*** Opening of Dataset entries ***

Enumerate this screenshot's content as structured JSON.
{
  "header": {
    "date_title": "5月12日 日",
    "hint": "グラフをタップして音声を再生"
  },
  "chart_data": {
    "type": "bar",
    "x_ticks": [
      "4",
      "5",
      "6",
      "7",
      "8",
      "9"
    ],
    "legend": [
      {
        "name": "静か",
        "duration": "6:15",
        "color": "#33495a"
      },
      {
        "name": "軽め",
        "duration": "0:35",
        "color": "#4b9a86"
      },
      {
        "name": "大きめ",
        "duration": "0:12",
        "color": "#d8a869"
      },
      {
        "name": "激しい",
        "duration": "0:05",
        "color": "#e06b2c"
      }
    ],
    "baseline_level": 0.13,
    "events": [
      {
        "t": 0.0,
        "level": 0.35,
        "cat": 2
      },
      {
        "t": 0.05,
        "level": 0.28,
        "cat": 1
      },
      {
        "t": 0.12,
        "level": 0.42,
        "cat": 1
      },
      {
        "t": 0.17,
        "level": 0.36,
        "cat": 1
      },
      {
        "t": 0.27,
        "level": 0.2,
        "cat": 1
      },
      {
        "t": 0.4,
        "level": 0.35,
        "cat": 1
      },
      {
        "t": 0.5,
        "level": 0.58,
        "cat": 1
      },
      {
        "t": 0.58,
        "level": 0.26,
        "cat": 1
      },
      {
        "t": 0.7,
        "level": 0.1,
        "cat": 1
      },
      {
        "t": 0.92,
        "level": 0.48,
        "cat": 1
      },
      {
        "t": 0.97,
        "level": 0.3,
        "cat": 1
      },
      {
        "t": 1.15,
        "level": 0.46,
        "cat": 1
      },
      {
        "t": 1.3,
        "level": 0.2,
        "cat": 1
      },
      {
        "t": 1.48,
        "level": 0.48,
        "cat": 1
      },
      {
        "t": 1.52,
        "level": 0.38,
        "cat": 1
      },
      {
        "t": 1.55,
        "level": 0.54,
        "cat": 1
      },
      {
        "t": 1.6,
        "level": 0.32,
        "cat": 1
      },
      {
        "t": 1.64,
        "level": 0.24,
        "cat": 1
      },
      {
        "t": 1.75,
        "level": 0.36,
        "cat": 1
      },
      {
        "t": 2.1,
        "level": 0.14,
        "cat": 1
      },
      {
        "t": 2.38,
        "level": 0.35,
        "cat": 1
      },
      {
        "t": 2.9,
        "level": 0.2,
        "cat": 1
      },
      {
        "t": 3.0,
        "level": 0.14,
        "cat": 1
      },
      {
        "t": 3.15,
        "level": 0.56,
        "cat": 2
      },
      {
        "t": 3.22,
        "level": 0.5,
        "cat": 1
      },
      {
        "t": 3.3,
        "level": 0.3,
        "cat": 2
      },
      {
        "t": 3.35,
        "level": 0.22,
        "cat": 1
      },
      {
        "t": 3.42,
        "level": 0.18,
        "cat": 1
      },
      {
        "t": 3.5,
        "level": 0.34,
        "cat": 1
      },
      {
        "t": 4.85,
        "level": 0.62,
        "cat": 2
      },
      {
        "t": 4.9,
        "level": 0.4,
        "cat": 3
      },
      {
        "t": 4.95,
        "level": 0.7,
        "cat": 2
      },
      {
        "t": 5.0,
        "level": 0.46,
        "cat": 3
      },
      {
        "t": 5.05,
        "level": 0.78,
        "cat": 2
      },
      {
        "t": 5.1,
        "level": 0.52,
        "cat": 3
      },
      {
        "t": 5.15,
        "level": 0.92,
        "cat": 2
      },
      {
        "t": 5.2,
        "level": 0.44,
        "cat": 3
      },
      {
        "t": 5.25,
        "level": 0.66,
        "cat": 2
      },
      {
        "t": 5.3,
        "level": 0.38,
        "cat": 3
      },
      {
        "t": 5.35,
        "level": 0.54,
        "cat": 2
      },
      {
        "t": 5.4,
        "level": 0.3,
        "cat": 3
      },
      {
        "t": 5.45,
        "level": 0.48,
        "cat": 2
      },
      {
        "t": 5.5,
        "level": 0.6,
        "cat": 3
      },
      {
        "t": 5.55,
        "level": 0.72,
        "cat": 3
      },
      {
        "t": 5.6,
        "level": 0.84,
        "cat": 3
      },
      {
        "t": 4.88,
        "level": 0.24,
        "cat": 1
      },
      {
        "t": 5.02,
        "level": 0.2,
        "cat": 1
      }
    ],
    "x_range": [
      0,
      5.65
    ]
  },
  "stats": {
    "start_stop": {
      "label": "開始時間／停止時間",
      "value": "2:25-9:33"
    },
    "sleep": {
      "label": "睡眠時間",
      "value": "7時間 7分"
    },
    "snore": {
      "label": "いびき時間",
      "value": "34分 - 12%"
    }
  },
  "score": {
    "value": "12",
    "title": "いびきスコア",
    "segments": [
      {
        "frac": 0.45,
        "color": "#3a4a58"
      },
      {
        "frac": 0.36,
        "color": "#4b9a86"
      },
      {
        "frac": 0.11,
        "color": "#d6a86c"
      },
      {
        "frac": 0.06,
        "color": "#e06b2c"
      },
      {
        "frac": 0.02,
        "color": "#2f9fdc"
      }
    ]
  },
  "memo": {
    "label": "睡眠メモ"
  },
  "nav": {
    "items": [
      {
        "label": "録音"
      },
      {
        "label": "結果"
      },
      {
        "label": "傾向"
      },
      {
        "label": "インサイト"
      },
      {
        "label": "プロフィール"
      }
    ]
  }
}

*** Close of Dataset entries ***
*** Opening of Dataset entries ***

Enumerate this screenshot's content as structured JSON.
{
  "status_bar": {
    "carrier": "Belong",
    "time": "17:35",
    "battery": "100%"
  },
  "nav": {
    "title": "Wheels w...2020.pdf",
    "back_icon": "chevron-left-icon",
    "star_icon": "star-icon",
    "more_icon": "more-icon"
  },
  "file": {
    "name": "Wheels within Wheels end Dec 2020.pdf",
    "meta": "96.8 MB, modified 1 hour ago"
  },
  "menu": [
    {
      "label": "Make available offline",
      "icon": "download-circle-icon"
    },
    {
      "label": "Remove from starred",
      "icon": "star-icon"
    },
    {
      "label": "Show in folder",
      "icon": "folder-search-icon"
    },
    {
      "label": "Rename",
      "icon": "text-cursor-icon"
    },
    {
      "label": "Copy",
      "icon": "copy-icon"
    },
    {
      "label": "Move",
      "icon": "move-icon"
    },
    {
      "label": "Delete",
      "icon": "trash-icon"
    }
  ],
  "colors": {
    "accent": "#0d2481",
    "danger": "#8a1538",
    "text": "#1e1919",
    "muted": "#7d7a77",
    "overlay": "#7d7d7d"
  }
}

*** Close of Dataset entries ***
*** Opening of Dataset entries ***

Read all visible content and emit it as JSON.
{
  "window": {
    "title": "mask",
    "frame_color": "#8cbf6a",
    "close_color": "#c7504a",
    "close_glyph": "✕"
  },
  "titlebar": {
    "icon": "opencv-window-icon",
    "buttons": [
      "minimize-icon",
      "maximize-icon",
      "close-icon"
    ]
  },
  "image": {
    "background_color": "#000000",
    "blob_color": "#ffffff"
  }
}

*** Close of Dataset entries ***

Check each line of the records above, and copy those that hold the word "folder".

      "label": "Show in folder",
      "icon": "folder-search-icon"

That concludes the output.